▶ Exercise prompt
Filter out every line below that lacks "transform", and copy the rest.
────────────────────
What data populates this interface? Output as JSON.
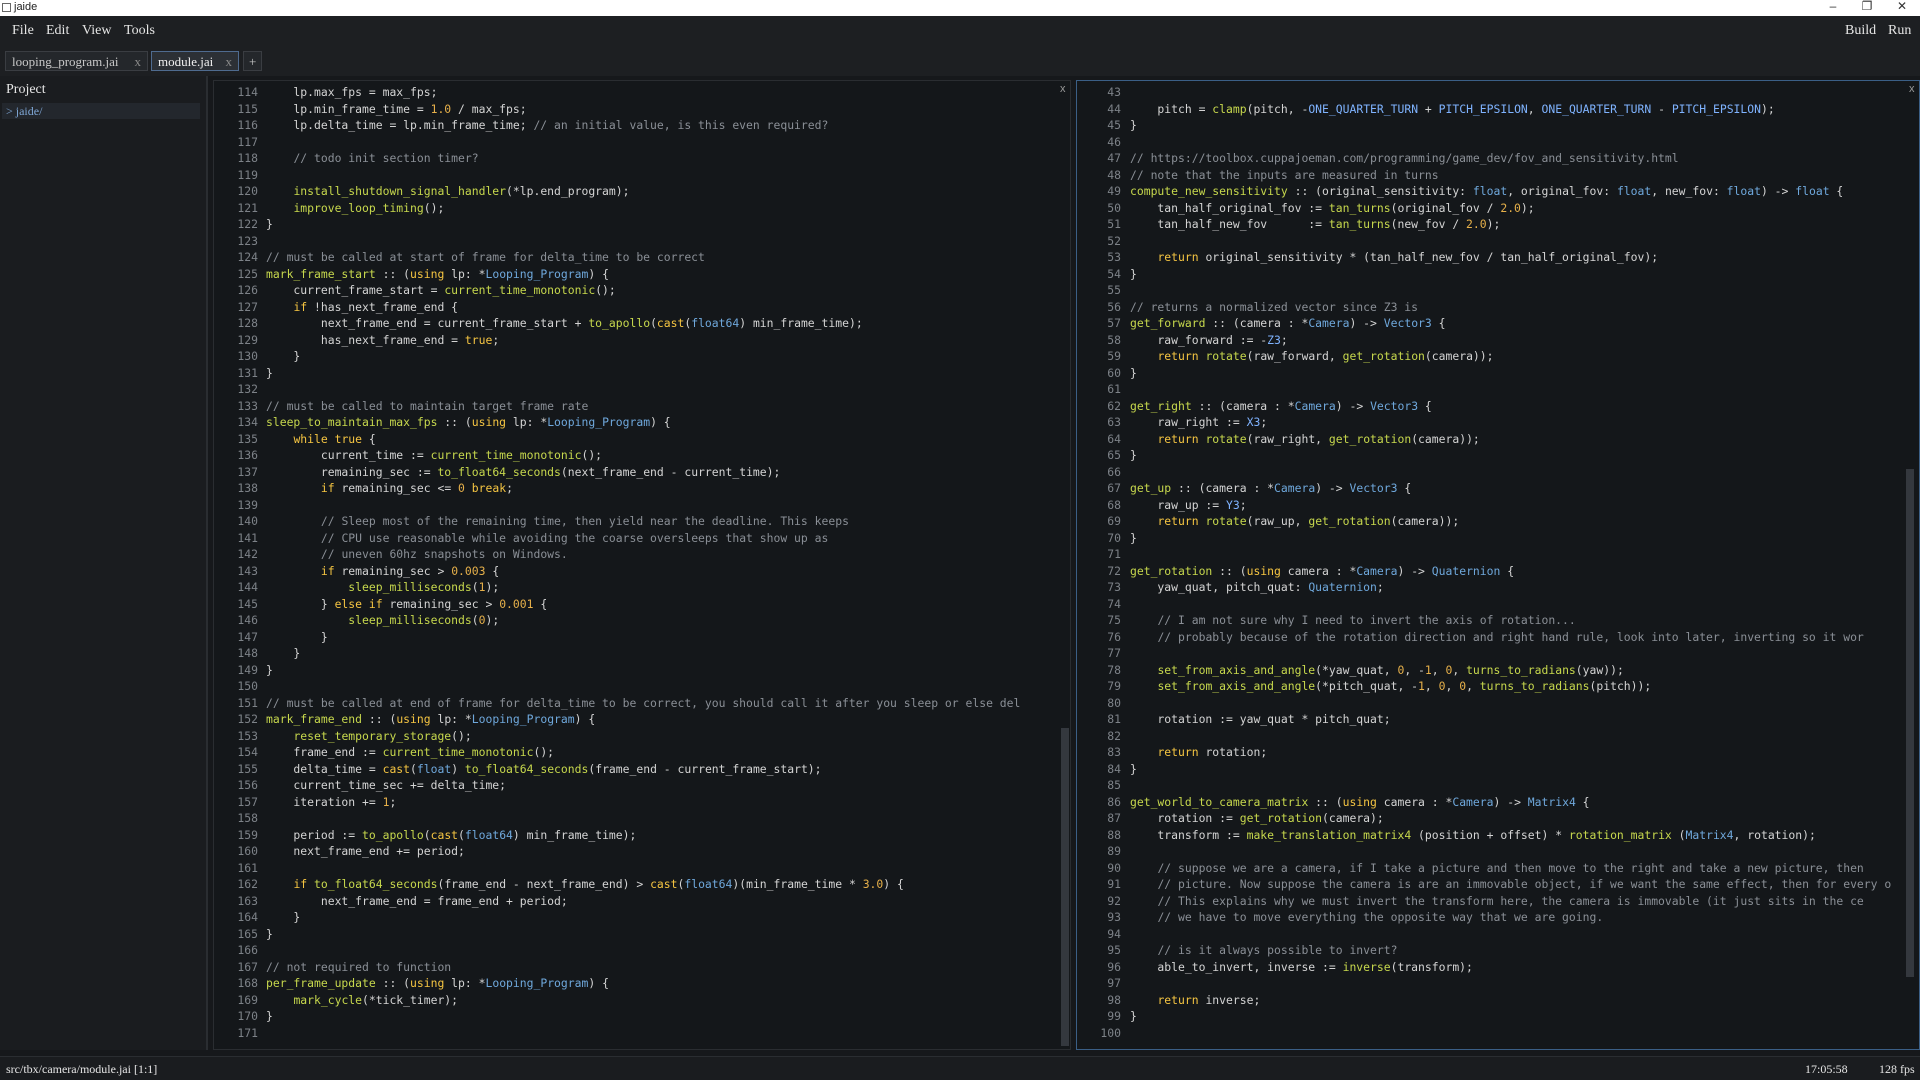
{
  "window": {
    "title": "jaide"
  },
  "menubar": {
    "items": [
      "File",
      "Edit",
      "View",
      "Tools"
    ],
    "build_label": "Build",
    "run_label": "Run"
  },
  "tabs": [
    {
      "label": "looping_program.jai",
      "close": "x",
      "active": false
    },
    {
      "label": "module.jai",
      "close": "x",
      "active": true
    }
  ],
  "new_tab_label": "+",
  "sidebar": {
    "title": "Project",
    "items": [
      "> jaide/"
    ]
  },
  "editor_left": {
    "close": "x",
    "first_line": 114,
    "last_line": 171,
    "lines": [
      "    lp.max_fps = max_fps;",
      "    lp.min_frame_time = 1.0 / max_fps;",
      "    lp.delta_time = lp.min_frame_time; // an initial value, is this even required?",
      "",
      "    // todo init section timer?",
      "",
      "    install_shutdown_signal_handler(*lp.end_program);",
      "    improve_loop_timing();",
      "}",
      "",
      "// must be called at start of frame for delta_time to be correct",
      "mark_frame_start :: (using lp: *Looping_Program) {",
      "    current_frame_start = current_time_monotonic();",
      "    if !has_next_frame_end {",
      "        next_frame_end = current_frame_start + to_apollo(cast(float64) min_frame_time);",
      "        has_next_frame_end = true;",
      "    }",
      "}",
      "",
      "// must be called to maintain target frame rate",
      "sleep_to_maintain_max_fps :: (using lp: *Looping_Program) {",
      "    while true {",
      "        current_time := current_time_monotonic();",
      "        remaining_sec := to_float64_seconds(next_frame_end - current_time);",
      "        if remaining_sec <= 0 break;",
      "",
      "        // Sleep most of the remaining time, then yield near the deadline. This keeps",
      "        // CPU use reasonable while avoiding the coarse oversleeps that show up as",
      "        // uneven 60hz snapshots on Windows.",
      "        if remaining_sec > 0.003 {",
      "            sleep_milliseconds(1);",
      "        } else if remaining_sec > 0.001 {",
      "            sleep_milliseconds(0);",
      "        }",
      "    }",
      "}",
      "",
      "// must be called at end of frame for delta_time to be correct, you should call it after you sleep or else del",
      "mark_frame_end :: (using lp: *Looping_Program) {",
      "    reset_temporary_storage();",
      "    frame_end := current_time_monotonic();",
      "    delta_time = cast(float) to_float64_seconds(frame_end - current_frame_start);",
      "    current_time_sec += delta_time;",
      "    iteration += 1;",
      "",
      "    period := to_apollo(cast(float64) min_frame_time);",
      "    next_frame_end += period;",
      "",
      "    if to_float64_seconds(frame_end - next_frame_end) > cast(float64)(min_frame_time * 3.0) {",
      "        next_frame_end = frame_end + period;",
      "    }",
      "}",
      "",
      "// not required to function",
      "per_frame_update :: (using lp: *Looping_Program) {",
      "    mark_cycle(*tick_timer);",
      "}",
      ""
    ]
  },
  "editor_right": {
    "close": "x",
    "first_line": 43,
    "last_line": 100,
    "lines": [
      "",
      "    pitch = clamp(pitch, -ONE_QUARTER_TURN + PITCH_EPSILON, ONE_QUARTER_TURN - PITCH_EPSILON);",
      "}",
      "",
      "// https://toolbox.cuppajoeman.com/programming/game_dev/fov_and_sensitivity.html",
      "// note that the inputs are measured in turns",
      "compute_new_sensitivity :: (original_sensitivity: float, original_fov: float, new_fov: float) -> float {",
      "    tan_half_original_fov := tan_turns(original_fov / 2.0);",
      "    tan_half_new_fov      := tan_turns(new_fov / 2.0);",
      "",
      "    return original_sensitivity * (tan_half_new_fov / tan_half_original_fov);",
      "}",
      "",
      "// returns a normalized vector since Z3 is",
      "get_forward :: (camera : *Camera) -> Vector3 {",
      "    raw_forward := -Z3;",
      "    return rotate(raw_forward, get_rotation(camera));",
      "}",
      "",
      "get_right :: (camera : *Camera) -> Vector3 {",
      "    raw_right := X3;",
      "    return rotate(raw_right, get_rotation(camera));",
      "}",
      "",
      "get_up :: (camera : *Camera) -> Vector3 {",
      "    raw_up := Y3;",
      "    return rotate(raw_up, get_rotation(camera));",
      "}",
      "",
      "get_rotation :: (using camera : *Camera) -> Quaternion {",
      "    yaw_quat, pitch_quat: Quaternion;",
      "",
      "    // I am not sure why I need to invert the axis of rotation...",
      "    // probably because of the rotation direction and right hand rule, look into later, inverting so it wor",
      "",
      "    set_from_axis_and_angle(*yaw_quat, 0, -1, 0, turns_to_radians(yaw));",
      "    set_from_axis_and_angle(*pitch_quat, -1, 0, 0, turns_to_radians(pitch));",
      "",
      "    rotation := yaw_quat * pitch_quat;",
      "",
      "    return rotation;",
      "}",
      "",
      "get_world_to_camera_matrix :: (using camera : *Camera) -> Matrix4 {",
      "    rotation := get_rotation(camera);",
      "    transform := make_translation_matrix4 (position + offset) * rotation_matrix (Matrix4, rotation);",
      "",
      "    // suppose we are a camera, if I take a picture and then move to the right and take a new picture, then",
      "    // picture. Now suppose the camera is are an immovable object, if we want the same effect, then for every o",
      "    // This explains why we must invert the transform here, the camera is immovable (it just sits in the ce",
      "    // we have to move everything the opposite way that we are going.",
      "",
      "    // is it always possible to invert?",
      "    able_to_invert, inverse := inverse(transform);",
      "",
      "    return inverse;",
      "}",
      ""
    ]
  },
  "status": {
    "path": "src/tbx/camera/module.jai  [1:1]",
    "time": "17:05:58",
    "fps": "128 fps"
  }
}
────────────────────
▶ Output for this exercise
      "    transform := make_translation_matrix4 (position + offset) * rotation_matrix (Matrix4, rotation);",
      "    // This explains why we must invert the transform here, the camera is immovable (it just sits in the ce",
      "    able_to_invert, inverse := inverse(transform);",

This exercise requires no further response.